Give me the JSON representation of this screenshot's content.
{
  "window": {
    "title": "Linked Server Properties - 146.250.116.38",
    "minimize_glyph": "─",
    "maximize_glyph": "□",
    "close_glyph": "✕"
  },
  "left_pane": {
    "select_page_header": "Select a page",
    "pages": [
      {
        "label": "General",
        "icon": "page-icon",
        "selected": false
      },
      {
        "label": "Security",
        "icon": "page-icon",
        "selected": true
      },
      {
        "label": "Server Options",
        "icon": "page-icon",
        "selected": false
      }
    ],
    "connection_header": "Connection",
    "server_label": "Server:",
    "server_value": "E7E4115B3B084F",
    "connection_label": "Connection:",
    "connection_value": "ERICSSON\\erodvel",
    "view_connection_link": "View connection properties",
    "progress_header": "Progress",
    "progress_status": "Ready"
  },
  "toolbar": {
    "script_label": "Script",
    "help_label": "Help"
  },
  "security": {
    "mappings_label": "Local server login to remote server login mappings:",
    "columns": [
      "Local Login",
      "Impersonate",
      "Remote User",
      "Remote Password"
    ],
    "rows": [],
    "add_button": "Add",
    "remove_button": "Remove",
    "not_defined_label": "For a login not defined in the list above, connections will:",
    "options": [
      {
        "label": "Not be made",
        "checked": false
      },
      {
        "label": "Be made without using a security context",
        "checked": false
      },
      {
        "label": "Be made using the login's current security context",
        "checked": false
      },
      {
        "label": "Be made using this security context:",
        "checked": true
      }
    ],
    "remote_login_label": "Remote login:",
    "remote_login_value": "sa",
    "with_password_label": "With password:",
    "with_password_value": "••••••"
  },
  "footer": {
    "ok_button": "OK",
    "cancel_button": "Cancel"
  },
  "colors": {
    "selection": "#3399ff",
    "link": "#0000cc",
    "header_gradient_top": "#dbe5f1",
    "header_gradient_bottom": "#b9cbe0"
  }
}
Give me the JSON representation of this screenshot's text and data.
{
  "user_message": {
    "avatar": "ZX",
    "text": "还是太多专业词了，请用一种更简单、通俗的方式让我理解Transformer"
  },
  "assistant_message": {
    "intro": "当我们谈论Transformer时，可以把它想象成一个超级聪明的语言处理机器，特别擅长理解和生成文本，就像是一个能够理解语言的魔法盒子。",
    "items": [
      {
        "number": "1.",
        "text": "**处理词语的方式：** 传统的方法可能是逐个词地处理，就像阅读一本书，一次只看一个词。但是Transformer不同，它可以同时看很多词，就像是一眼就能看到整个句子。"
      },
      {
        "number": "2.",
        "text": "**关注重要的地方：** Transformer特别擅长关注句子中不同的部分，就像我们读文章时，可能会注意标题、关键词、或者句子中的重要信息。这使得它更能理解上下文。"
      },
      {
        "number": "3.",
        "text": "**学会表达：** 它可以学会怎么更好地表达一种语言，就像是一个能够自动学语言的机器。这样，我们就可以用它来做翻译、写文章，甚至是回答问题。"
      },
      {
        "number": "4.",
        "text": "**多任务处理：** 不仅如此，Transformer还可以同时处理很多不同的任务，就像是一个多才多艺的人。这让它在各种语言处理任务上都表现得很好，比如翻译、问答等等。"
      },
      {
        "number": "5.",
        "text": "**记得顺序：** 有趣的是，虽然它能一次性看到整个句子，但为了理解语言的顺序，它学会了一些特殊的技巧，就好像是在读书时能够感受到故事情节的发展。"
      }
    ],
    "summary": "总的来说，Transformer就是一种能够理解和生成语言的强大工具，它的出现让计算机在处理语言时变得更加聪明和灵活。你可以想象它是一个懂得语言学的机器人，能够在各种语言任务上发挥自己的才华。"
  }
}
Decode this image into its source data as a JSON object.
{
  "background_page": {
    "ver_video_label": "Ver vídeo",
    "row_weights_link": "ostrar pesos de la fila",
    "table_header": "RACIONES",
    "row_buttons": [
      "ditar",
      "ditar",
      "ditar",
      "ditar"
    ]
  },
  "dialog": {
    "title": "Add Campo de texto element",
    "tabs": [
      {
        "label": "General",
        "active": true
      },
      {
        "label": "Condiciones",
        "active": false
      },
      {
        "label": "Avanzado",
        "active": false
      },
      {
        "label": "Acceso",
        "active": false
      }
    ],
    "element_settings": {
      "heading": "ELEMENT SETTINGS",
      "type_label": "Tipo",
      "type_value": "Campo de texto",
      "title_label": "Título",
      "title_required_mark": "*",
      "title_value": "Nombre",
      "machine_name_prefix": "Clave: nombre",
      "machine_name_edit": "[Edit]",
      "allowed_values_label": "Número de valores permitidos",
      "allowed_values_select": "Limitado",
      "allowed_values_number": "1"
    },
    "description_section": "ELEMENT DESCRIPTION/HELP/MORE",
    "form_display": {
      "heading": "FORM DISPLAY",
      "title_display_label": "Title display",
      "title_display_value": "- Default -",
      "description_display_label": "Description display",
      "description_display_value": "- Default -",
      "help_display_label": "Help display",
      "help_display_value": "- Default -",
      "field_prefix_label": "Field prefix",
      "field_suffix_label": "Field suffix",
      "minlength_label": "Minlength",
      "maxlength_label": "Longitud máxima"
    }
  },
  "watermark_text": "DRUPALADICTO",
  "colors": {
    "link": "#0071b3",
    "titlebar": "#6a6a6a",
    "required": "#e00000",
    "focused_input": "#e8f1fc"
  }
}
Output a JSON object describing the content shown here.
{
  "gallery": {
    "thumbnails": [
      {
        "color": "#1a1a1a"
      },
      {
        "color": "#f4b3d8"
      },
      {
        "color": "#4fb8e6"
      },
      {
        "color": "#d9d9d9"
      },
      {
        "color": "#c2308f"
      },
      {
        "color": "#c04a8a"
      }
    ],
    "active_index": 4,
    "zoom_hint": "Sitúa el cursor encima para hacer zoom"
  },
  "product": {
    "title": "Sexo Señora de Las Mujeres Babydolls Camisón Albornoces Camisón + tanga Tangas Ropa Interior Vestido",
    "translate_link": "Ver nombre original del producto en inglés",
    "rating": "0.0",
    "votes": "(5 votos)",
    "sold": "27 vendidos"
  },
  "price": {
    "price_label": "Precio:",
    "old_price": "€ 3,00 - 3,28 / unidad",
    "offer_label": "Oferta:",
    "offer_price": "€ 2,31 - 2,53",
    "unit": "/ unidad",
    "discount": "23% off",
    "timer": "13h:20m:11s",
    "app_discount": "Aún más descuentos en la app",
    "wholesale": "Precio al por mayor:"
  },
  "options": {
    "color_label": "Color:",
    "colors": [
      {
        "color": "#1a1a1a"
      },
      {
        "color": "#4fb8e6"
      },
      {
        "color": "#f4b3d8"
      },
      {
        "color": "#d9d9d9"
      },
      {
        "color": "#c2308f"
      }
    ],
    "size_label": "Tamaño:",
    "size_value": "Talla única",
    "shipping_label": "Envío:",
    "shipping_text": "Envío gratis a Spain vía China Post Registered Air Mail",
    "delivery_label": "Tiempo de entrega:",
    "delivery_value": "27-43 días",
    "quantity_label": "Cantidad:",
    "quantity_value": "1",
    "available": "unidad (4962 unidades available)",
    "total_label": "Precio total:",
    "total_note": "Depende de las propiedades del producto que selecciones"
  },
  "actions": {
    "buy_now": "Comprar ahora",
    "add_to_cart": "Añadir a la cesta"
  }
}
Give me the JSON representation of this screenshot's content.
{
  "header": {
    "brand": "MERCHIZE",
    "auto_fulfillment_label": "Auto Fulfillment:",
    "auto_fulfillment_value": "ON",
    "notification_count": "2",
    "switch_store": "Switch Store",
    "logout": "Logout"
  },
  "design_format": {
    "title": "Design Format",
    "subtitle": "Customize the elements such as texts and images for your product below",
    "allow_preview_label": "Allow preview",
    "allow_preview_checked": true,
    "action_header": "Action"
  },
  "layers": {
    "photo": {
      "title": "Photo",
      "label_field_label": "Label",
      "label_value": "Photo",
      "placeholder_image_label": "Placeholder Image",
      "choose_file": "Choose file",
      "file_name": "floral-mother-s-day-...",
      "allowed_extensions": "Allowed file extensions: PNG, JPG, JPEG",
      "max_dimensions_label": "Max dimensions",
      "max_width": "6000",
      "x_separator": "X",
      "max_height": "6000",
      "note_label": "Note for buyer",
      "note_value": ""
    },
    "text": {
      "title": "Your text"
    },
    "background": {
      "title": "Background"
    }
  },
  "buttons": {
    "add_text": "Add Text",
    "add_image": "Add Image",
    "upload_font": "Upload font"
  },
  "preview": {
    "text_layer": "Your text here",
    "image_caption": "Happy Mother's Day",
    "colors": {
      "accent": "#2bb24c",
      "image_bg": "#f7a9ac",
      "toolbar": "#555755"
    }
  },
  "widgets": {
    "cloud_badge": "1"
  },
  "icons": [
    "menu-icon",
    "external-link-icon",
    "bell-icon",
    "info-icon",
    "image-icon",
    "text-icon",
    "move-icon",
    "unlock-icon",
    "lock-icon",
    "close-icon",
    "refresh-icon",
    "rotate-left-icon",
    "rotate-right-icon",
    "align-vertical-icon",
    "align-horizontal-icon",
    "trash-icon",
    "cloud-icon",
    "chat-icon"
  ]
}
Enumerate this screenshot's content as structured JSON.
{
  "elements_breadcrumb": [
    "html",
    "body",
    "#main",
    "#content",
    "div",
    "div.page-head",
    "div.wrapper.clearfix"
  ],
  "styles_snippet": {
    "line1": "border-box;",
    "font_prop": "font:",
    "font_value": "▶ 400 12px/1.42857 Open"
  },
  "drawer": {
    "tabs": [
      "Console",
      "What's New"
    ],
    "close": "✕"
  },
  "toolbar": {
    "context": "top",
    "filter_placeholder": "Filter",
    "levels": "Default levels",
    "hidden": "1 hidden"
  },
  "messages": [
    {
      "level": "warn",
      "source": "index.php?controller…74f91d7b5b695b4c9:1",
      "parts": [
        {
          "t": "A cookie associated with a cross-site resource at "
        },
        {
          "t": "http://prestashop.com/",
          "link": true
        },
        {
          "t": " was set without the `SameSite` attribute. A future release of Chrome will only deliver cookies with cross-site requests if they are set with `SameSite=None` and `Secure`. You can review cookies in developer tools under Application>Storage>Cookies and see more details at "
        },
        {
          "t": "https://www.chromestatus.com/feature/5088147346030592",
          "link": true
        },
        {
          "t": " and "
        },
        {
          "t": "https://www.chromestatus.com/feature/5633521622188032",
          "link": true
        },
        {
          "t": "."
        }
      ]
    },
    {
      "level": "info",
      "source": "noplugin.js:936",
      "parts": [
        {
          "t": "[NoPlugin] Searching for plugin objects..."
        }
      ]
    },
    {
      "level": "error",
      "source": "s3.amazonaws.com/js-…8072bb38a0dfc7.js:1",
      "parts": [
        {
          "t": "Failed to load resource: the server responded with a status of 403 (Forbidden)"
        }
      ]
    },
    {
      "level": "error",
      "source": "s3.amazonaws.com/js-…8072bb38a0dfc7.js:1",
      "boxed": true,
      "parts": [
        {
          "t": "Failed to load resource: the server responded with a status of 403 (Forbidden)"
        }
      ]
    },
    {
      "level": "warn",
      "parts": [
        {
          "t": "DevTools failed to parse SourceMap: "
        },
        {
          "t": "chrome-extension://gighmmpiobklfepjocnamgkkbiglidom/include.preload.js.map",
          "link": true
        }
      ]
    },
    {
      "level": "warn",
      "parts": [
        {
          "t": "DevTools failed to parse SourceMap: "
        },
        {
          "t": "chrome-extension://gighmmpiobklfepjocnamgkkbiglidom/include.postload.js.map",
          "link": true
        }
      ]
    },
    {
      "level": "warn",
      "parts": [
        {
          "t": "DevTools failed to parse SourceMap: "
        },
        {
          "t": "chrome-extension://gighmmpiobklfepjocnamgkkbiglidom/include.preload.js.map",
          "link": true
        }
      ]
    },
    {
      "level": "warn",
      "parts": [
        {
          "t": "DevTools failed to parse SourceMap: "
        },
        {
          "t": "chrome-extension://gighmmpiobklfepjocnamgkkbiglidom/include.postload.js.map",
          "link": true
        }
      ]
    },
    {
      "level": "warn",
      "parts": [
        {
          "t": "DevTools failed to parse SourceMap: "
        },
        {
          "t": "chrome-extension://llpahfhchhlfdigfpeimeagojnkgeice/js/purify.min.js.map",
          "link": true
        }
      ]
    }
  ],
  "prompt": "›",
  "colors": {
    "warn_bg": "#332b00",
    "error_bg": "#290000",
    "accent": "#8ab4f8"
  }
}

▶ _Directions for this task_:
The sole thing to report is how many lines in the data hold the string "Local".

▶ _Output below_:
2